What the task asks:
Give the records once more, exactly as they stand.

START Dataset records

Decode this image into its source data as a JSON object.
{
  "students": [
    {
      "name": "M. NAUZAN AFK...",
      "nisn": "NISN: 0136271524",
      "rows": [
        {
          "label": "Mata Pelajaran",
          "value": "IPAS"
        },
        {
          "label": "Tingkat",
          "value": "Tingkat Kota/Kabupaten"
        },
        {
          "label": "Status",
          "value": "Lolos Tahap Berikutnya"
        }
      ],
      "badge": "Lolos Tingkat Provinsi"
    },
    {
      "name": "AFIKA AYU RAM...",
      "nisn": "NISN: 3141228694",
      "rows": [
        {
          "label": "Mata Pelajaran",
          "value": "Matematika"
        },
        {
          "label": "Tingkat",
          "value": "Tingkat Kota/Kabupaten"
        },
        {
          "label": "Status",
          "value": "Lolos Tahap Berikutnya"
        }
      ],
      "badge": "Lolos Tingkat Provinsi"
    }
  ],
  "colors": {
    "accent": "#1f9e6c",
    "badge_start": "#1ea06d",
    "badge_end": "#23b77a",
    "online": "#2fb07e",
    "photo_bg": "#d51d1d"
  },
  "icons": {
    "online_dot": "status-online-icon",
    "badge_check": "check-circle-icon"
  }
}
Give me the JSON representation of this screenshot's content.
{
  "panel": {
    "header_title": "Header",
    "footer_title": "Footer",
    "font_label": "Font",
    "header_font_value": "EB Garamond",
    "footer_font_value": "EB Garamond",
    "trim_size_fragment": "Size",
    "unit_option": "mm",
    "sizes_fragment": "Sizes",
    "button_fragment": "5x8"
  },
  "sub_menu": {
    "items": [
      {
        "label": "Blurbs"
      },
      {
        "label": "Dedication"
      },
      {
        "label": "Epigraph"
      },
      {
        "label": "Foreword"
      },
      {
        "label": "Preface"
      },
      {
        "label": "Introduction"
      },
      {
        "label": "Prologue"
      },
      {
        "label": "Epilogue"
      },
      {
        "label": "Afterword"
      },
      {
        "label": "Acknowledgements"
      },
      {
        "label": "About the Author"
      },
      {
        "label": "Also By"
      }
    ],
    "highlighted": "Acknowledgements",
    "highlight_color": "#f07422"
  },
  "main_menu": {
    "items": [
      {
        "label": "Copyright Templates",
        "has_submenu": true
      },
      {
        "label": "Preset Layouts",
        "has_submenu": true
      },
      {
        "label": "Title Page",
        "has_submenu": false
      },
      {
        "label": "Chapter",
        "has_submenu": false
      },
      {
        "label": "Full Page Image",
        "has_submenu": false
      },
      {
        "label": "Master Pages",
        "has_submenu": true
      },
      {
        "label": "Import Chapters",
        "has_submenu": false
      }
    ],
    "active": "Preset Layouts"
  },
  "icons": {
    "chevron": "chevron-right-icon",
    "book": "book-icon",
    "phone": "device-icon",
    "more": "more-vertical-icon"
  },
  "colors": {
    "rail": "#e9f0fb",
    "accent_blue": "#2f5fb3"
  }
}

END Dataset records

Result:
Decode this image into its source data as a JSON object.
{
  "students": [
    {
      "name": "M. NAUZAN AFK...",
      "nisn": "NISN: 0136271524",
      "rows": [
        {
          "label": "Mata Pelajaran",
          "value": "IPAS"
        },
        {
          "label": "Tingkat",
          "value": "Tingkat Kota/Kabupaten"
        },
        {
          "label": "Status",
          "value": "Lolos Tahap Berikutnya"
        }
      ],
      "badge": "Lolos Tingkat Provinsi"
    },
    {
      "name": "AFIKA AYU RAM...",
      "nisn": "NISN: 3141228694",
      "rows": [
        {
          "label": "Mata Pelajaran",
          "value": "Matematika"
        },
        {
          "label": "Tingkat",
          "value": "Tingkat Kota/Kabupaten"
        },
        {
          "label": "Status",
          "value": "Lolos Tahap Berikutnya"
        }
      ],
      "badge": "Lolos Tingkat Provinsi"
    }
  ],
  "colors": {
    "accent": "#1f9e6c",
    "badge_start": "#1ea06d",
    "badge_end": "#23b77a",
    "online": "#2fb07e",
    "photo_bg": "#d51d1d"
  },
  "icons": {
    "online_dot": "status-online-icon",
    "badge_check": "check-circle-icon"
  }
}
Give me the JSON representation of this screenshot's content.
{
  "panel": {
    "header_title": "Header",
    "footer_title": "Footer",
    "font_label": "Font",
    "header_font_value": "EB Garamond",
    "footer_font_value": "EB Garamond",
    "trim_size_fragment": "Size",
    "unit_option": "mm",
    "sizes_fragment": "Sizes",
    "button_fragment": "5x8"
  },
  "sub_menu": {
    "items": [
      {
        "label": "Blurbs"
      },
      {
        "label": "Dedication"
      },
      {
        "label": "Epigraph"
      },
      {
        "label": "Foreword"
      },
      {
        "label": "Preface"
      },
      {
        "label": "Introduction"
      },
      {
        "label": "Prologue"
      },
      {
        "label": "Epilogue"
      },
      {
        "label": "Afterword"
      },
      {
        "label": "Acknowledgements"
      },
      {
        "label": "About the Author"
      },
      {
        "label": "Also By"
      }
    ],
    "highlighted": "Acknowledgements",
    "highlight_color": "#f07422"
  },
  "main_menu": {
    "items": [
      {
        "label": "Copyright Templates",
        "has_submenu": true
      },
      {
        "label": "Preset Layouts",
        "has_submenu": true
      },
      {
        "label": "Title Page",
        "has_submenu": false
      },
      {
        "label": "Chapter",
        "has_submenu": false
      },
      {
        "label": "Full Page Image",
        "has_submenu": false
      },
      {
        "label": "Master Pages",
        "has_submenu": true
      },
      {
        "label": "Import Chapters",
        "has_submenu": false
      }
    ],
    "active": "Preset Layouts"
  },
  "icons": {
    "chevron": "chevron-right-icon",
    "book": "book-icon",
    "phone": "device-icon",
    "more": "more-vertical-icon"
  },
  "colors": {
    "rail": "#e9f0fb",
    "accent_blue": "#2f5fb3"
  }
}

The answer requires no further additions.